President Johnson Toribiong said last week some of the men are hesitant about accepting the offer because they fear Palau cannot shield them from China, which considers them separatists and has demanded they be sent home for trial.
Toribiong said the men asked: "'Do you have an army? Do you have a navy?' because they are concerned about their safety from the Chinese."
U.S. officials have said the men could be executed if they are returned to China and have refused to send them there.
It remains unclear when, if ever, the Uighurs might arrive. Both Palau and U.S. officials have previously said that the transfer was not guaranteed. It is also not clear how much say the Uighurs have in their final destination and whether they could reject a move to Palau.
Toribiong said Saturday the Guantanamo detainees could live in two remote locations on sparsely populated Babeldaob, Palau's largest island. One area is a ranch and the other a farm where the men can work. They can also go fishing, he said.
Toribiong has directed the head of Palau Community College to prepare an education plan for the Uighurs, with the initial focus on teaching them English. English is one of the country's official languages.
"We need to make their resettlement to Palau as smooth as possible," Toribiong told The Associated Press in an interview.

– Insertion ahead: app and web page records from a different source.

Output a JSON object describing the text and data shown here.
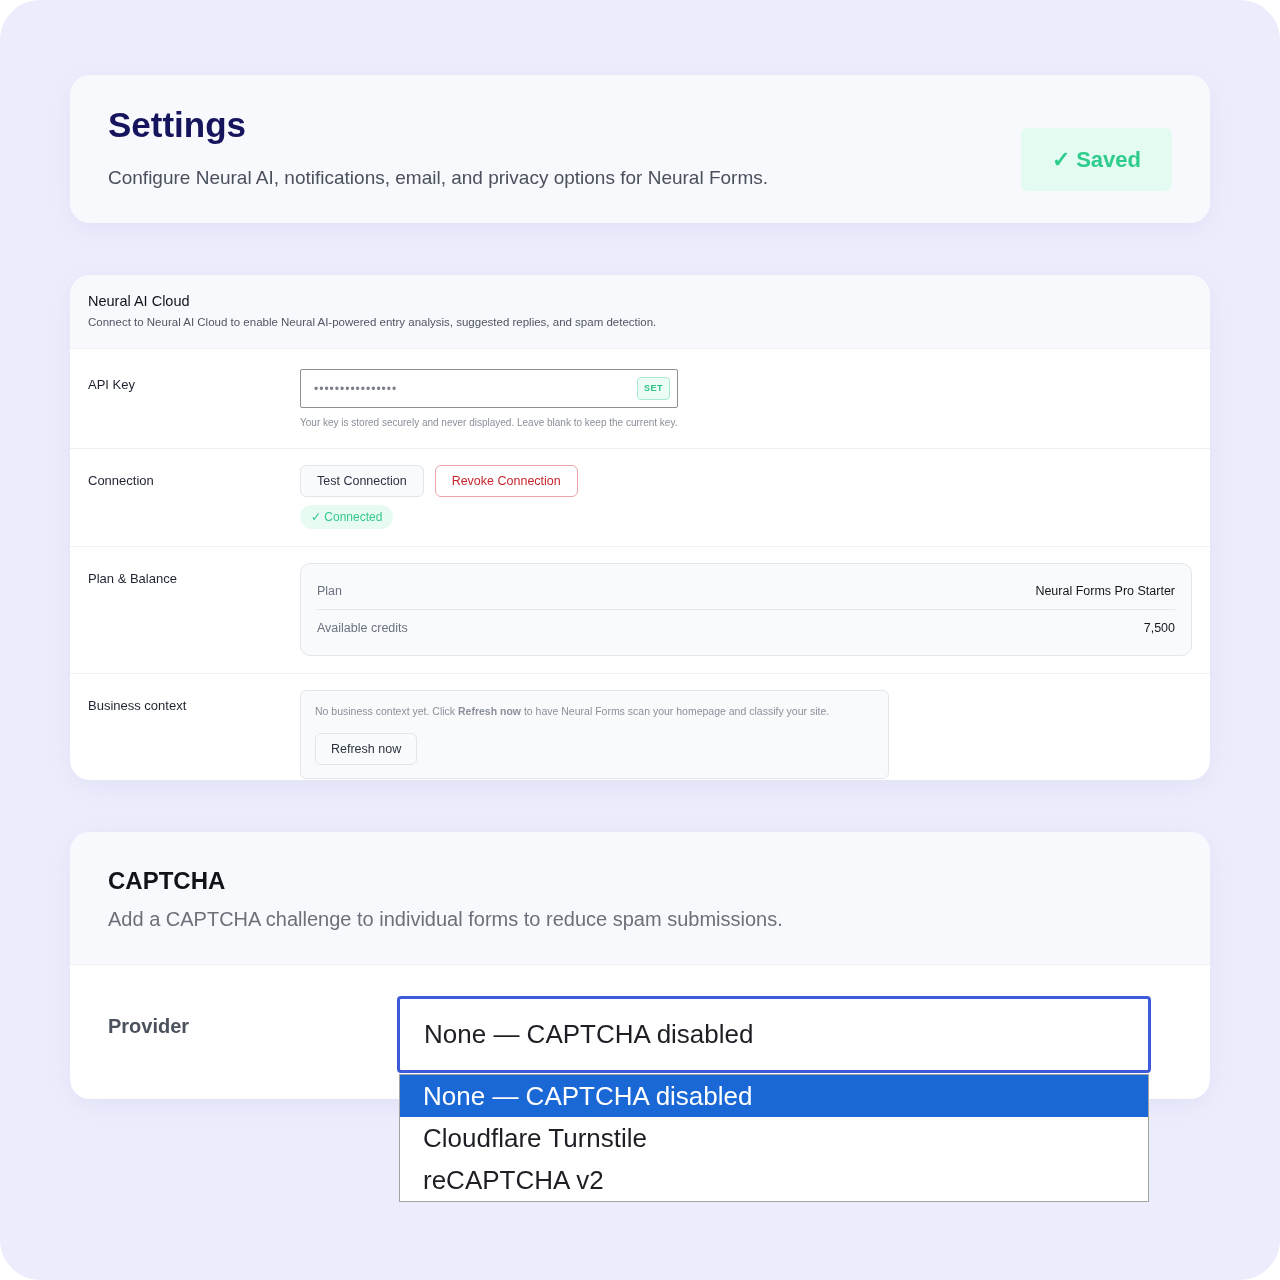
{
  "header": {
    "title": "Settings",
    "subtitle": "Configure Neural AI, notifications, email, and privacy options for Neural Forms.",
    "status_badge": {
      "label": "✓ Saved"
    }
  },
  "neural_ai_cloud": {
    "title": "Neural AI Cloud",
    "description": "Connect to Neural AI Cloud to enable Neural AI-powered entry analysis, suggested replies, and spam detection.",
    "rows": [
      {
        "kind": "api_key",
        "label": "API Key",
        "field": {
          "placeholder": "••••••••••••••••",
          "badge": "SET"
        },
        "help": "Your key is stored securely and never displayed. Leave blank to keep the current key."
      },
      {
        "kind": "connection",
        "label": "Connection",
        "buttons": [
          {
            "label": "Test Connection",
            "kind": "default"
          },
          {
            "label": "Revoke Connection",
            "kind": "danger"
          }
        ],
        "status": {
          "label": "✓ Connected"
        }
      },
      {
        "kind": "plan",
        "label": "Plan & Balance",
        "items": [
          {
            "label": "Plan",
            "value": "Neural Forms Pro Starter"
          },
          {
            "label": "Available credits",
            "value": "7,500"
          }
        ]
      },
      {
        "kind": "business_context",
        "label": "Business context",
        "message": "No business context yet. Click **Refresh now** to have Neural Forms scan your homepage and classify your site.",
        "button": "Refresh now"
      }
    ]
  },
  "captcha": {
    "title": "CAPTCHA",
    "description": "Add a CAPTCHA challenge to individual forms to reduce spam submissions.",
    "provider": {
      "label": "Provider",
      "value": "None — CAPTCHA disabled",
      "expanded": true,
      "options": [
        {
          "label": "None — CAPTCHA disabled",
          "selected": true
        },
        {
          "label": "Cloudflare Turnstile",
          "selected": false
        },
        {
          "label": "reCAPTCHA v2",
          "selected": false
        }
      ]
    }
  }
}
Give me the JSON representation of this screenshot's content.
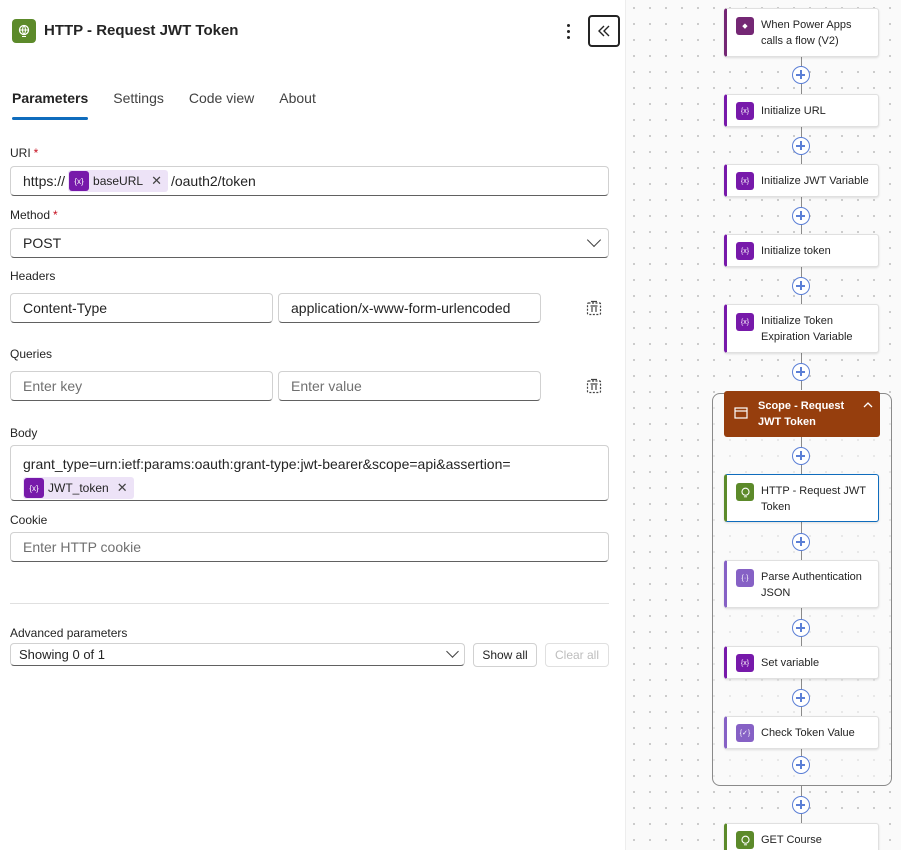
{
  "panel": {
    "title": "HTTP - Request JWT Token",
    "tabs": [
      "Parameters",
      "Settings",
      "Code view",
      "About"
    ],
    "uri": {
      "label": "URI",
      "required_mark": "*",
      "prefix": "https://",
      "token": "baseURL",
      "suffix": "/oauth2/token"
    },
    "method": {
      "label": "Method",
      "required_mark": "*",
      "value": "POST"
    },
    "headers": {
      "label": "Headers",
      "key": "Content-Type",
      "value": "application/x-www-form-urlencoded"
    },
    "queries": {
      "label": "Queries",
      "key_placeholder": "Enter key",
      "value_placeholder": "Enter value"
    },
    "body": {
      "label": "Body",
      "text": "grant_type=urn:ietf:params:oauth:grant-type:jwt-bearer&scope=api&assertion=",
      "token": "JWT_token"
    },
    "cookie": {
      "label": "Cookie",
      "placeholder": "Enter HTTP cookie"
    },
    "advanced": {
      "label": "Advanced parameters",
      "value": "Showing 0 of 1",
      "show_all": "Show all",
      "clear_all": "Clear all"
    },
    "token_icon_text": "{x}",
    "token_remove": "✕"
  },
  "flow": {
    "nodes": [
      {
        "label": "When Power Apps calls a flow (V2)",
        "icon": "power-apps-icon",
        "color": "#742774"
      },
      {
        "label": "Initialize URL",
        "icon": "variable-icon",
        "color": "#7719aa"
      },
      {
        "label": "Initialize JWT Variable",
        "icon": "variable-icon",
        "color": "#7719aa"
      },
      {
        "label": "Initialize token",
        "icon": "variable-icon",
        "color": "#7719aa"
      },
      {
        "label": "Initialize Token Expiration Variable",
        "icon": "variable-icon",
        "color": "#7719aa"
      },
      {
        "label": "HTTP - Request JWT Token",
        "icon": "http-globe-icon",
        "color": "#5c8a2a"
      },
      {
        "label": "Parse Authentication JSON",
        "icon": "parse-json-icon",
        "color": "#8661c5"
      },
      {
        "label": "Set variable",
        "icon": "variable-icon",
        "color": "#7719aa"
      },
      {
        "label": "Check Token Value",
        "icon": "condition-icon",
        "color": "#8661c5"
      },
      {
        "label": "GET Course",
        "icon": "http-globe-icon",
        "color": "#5c8a2a"
      }
    ],
    "scope": {
      "label": "Scope - Request JWT Token",
      "color": "#963e0d"
    },
    "var_icon_text": "{x}"
  },
  "colors": {
    "accent": "#0f6cbd",
    "http": "#5c8a2a",
    "variable": "#7719aa",
    "scope": "#963e0d"
  }
}
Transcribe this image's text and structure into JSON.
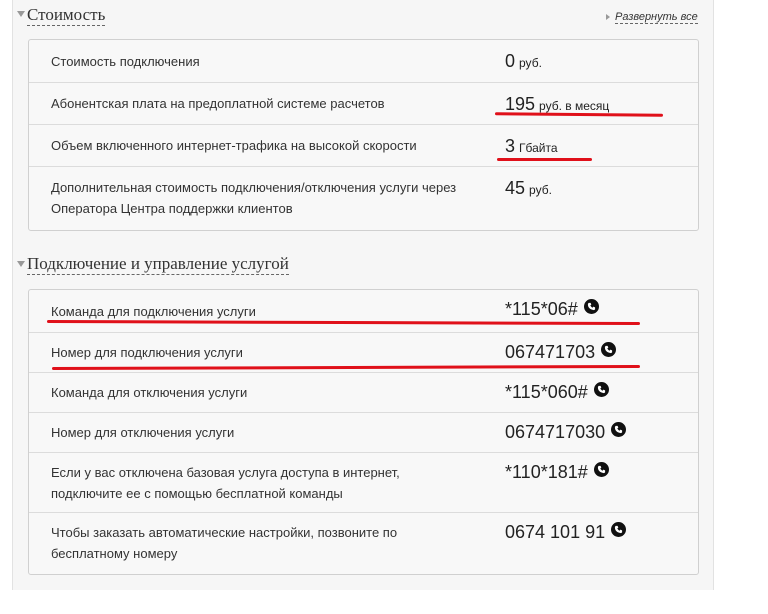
{
  "sections": {
    "cost": {
      "title": "Стоимость",
      "expand_label": "Развернуть все",
      "rows": [
        {
          "label": "Стоимость подключения",
          "value": "0",
          "unit": "руб."
        },
        {
          "label": "Абонентская плата на предоплатной системе расчетов",
          "value": "195",
          "unit": "руб. в месяц"
        },
        {
          "label": "Объем включенного интернет-трафика на высокой скорости",
          "value": "3",
          "unit": "Гбайта"
        },
        {
          "label": "Дополнительная стоимость подключения/отключения услуги через Оператора Центра поддержки клиентов",
          "value": "45",
          "unit": "руб."
        }
      ]
    },
    "management": {
      "title": "Подключение и управление услугой",
      "rows": [
        {
          "label": "Команда для подключения услуги",
          "value": "*115*06#"
        },
        {
          "label": "Номер для подключения услуги",
          "value": "067471703"
        },
        {
          "label": "Команда для отключения услуги",
          "value": "*115*060#"
        },
        {
          "label": "Номер для отключения услуги",
          "value": "0674717030"
        },
        {
          "label": "Если у вас отключена базовая услуга доступа в интернет, подключите ее с помощью бесплатной команды",
          "value": "*110*181#"
        },
        {
          "label": "Чтобы заказать автоматические настройки, позвоните по бесплатному номеру",
          "value": "0674 101 91"
        }
      ]
    }
  },
  "annotation_color": "#e0101a"
}
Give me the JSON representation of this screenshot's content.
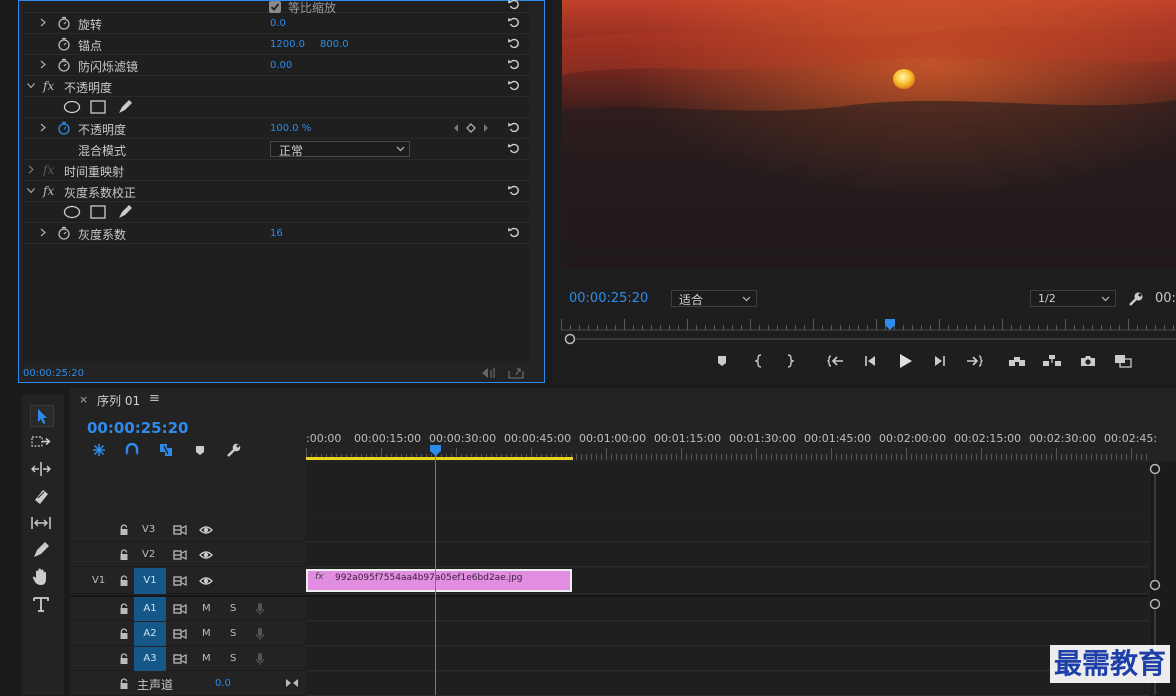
{
  "effects": {
    "uniform_scale_label": "等比缩放",
    "rows": [
      {
        "name": "旋转",
        "value": "0.0"
      },
      {
        "name": "锚点",
        "value": "1200.0",
        "value2": "800.0"
      },
      {
        "name": "防闪烁滤镜",
        "value": "0.00"
      },
      {
        "name": "不透明度"
      },
      {
        "name": "不透明度",
        "value": "100.0 %"
      },
      {
        "name": "混合模式",
        "value": "正常"
      },
      {
        "name": "时间重映射"
      },
      {
        "name": "灰度系数校正"
      },
      {
        "name": "灰度系数",
        "value": "16"
      }
    ],
    "fx_label": "fx",
    "timecode": "00:00:25:20"
  },
  "program": {
    "timecode": "00:00:25:20",
    "fit_select": "适合",
    "resolution_select": "1/2",
    "timecode_right": "00:"
  },
  "timeline": {
    "close": "×",
    "title": "序列 01",
    "menu": "≡",
    "timecode": "00:00:25:20",
    "ruler": [
      ":00:00",
      "00:00:15:00",
      "00:00:30:00",
      "00:00:45:00",
      "00:01:00:00",
      "00:01:15:00",
      "00:01:30:00",
      "00:01:45:00",
      "00:02:00:00",
      "00:02:15:00",
      "00:02:30:00",
      "00:02:45:"
    ],
    "video_tracks": [
      {
        "name": "V3",
        "src": ""
      },
      {
        "name": "V2",
        "src": ""
      },
      {
        "name": "V1",
        "src": "V1"
      }
    ],
    "audio_tracks": [
      {
        "name": "A1",
        "m": "M",
        "s": "S"
      },
      {
        "name": "A2",
        "m": "M",
        "s": "S"
      },
      {
        "name": "A3",
        "m": "M",
        "s": "S"
      }
    ],
    "master": {
      "name": "主声道",
      "value": "0.0"
    },
    "clip": {
      "fx": "fx",
      "name": "992a095f7554aa4b97a05ef1e6bd2ae.jpg"
    }
  },
  "watermark": "最需教育",
  "colors": {
    "accent": "#2d8ceb",
    "clip": "#e28ee0",
    "target": "#155787",
    "work_area": "#e8d41c"
  }
}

Officials in rural Ngeremlengui state sent Toribiong a letter Thursday offering to take in the Uighurs.
"If they want to work on the farm, then they can work on the farm," said Governor Wilson Ongos. "If they want to go fishing, they can go fishing."
Though the men had concerns about moving to Palau, all appeared open to the idea, said Palau Community College President Patrick Tellei, who was part of the nation's four-person delegation that recently visited Guantanamo.
With a population of 20,000, Palau is one of the world's smallest countries. It has no diplomatic relations with China and instead recognizes Taiwan. Its military protector and primary financial patron is the U.S.
Toribiong's decision to take in the Uighurs, made in consultation with Palau's legislative leaders and its two traditional high chiefs, has been met with a mixed reaction locally. Some consider it a fitting gesture of Palauan hospitality.
Others, including a former president, question why Palau is taking in men the U.S. refuses to set free on American soil.